─── Material provided
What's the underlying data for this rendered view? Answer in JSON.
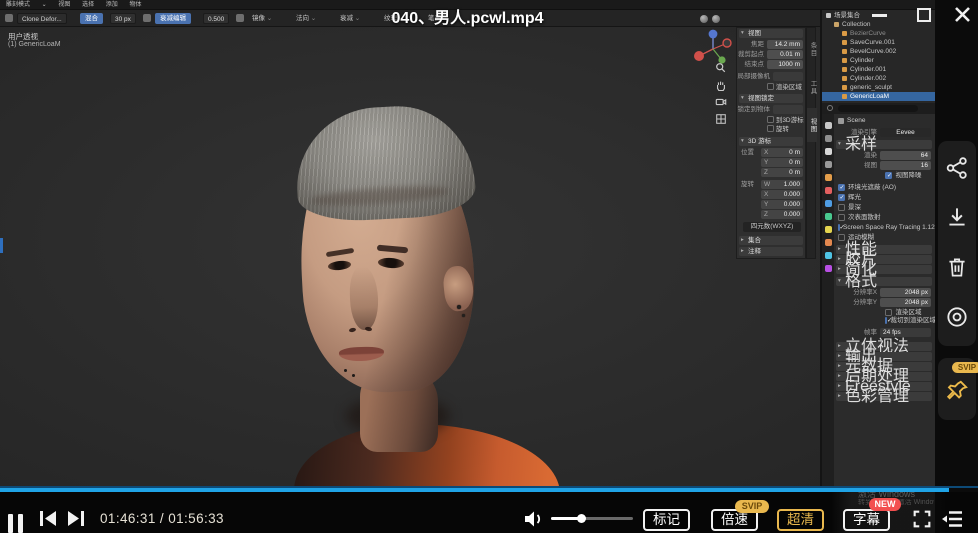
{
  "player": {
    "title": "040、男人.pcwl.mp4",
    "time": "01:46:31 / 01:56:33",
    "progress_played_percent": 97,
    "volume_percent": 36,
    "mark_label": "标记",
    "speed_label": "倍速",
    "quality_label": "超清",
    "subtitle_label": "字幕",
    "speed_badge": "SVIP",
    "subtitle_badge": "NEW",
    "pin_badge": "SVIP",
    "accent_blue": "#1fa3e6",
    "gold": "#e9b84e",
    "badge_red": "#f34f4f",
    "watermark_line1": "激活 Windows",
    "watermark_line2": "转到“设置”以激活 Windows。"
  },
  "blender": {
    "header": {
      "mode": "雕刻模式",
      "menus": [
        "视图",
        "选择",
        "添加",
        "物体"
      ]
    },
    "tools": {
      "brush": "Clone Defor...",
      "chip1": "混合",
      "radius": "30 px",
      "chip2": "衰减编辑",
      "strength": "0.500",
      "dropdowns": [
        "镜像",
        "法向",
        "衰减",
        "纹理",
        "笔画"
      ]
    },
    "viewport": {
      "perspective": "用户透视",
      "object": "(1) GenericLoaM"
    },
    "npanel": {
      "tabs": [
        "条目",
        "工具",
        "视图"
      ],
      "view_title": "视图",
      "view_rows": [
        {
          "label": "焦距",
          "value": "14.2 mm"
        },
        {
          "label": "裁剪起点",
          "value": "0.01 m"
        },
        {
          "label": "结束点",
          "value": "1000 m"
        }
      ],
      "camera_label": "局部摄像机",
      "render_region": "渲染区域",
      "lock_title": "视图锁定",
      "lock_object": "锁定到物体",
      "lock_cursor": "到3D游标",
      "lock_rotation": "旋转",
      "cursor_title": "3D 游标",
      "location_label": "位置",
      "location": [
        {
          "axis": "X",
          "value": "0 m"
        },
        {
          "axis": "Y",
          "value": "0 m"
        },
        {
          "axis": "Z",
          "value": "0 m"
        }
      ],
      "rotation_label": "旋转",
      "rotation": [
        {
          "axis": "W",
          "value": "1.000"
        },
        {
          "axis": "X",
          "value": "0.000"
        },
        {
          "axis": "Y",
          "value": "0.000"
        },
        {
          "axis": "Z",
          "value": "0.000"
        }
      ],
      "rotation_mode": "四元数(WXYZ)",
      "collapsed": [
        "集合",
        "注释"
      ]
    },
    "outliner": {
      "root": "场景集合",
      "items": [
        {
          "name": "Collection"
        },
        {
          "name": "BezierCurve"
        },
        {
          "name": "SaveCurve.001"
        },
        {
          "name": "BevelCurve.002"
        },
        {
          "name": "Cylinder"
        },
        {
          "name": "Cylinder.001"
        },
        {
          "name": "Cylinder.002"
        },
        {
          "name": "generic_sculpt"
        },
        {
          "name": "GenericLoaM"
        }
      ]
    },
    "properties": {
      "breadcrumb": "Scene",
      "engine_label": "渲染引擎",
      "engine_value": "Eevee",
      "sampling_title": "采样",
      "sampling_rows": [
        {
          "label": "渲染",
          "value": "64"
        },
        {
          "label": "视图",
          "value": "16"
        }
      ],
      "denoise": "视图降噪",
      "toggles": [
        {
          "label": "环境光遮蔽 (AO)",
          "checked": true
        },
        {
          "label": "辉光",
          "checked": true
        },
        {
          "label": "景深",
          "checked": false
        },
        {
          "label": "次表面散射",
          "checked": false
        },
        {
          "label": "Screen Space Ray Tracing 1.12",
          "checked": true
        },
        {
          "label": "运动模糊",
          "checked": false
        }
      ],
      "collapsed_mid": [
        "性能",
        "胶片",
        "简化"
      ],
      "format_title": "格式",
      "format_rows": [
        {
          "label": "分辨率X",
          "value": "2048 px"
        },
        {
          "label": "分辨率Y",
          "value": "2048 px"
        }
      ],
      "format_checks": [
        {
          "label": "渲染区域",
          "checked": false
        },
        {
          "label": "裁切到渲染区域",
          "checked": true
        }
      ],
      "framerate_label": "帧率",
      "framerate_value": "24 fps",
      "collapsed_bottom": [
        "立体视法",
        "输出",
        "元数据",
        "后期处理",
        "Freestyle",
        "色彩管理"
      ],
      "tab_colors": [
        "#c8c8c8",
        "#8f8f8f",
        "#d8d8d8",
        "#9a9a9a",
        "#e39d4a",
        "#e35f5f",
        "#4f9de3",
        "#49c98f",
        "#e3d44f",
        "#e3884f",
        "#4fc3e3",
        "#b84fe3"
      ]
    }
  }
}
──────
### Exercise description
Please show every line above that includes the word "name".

### Task answer
          "name": "Collection"
          "name": "BezierCurve"
          "name": "SaveCurve.001"
          "name": "BevelCurve.002"
          "name": "Cylinder"
          "name": "Cylinder.001"
          "name": "Cylinder.002"
          "name": "generic_sculpt"
          "name": "GenericLoaM"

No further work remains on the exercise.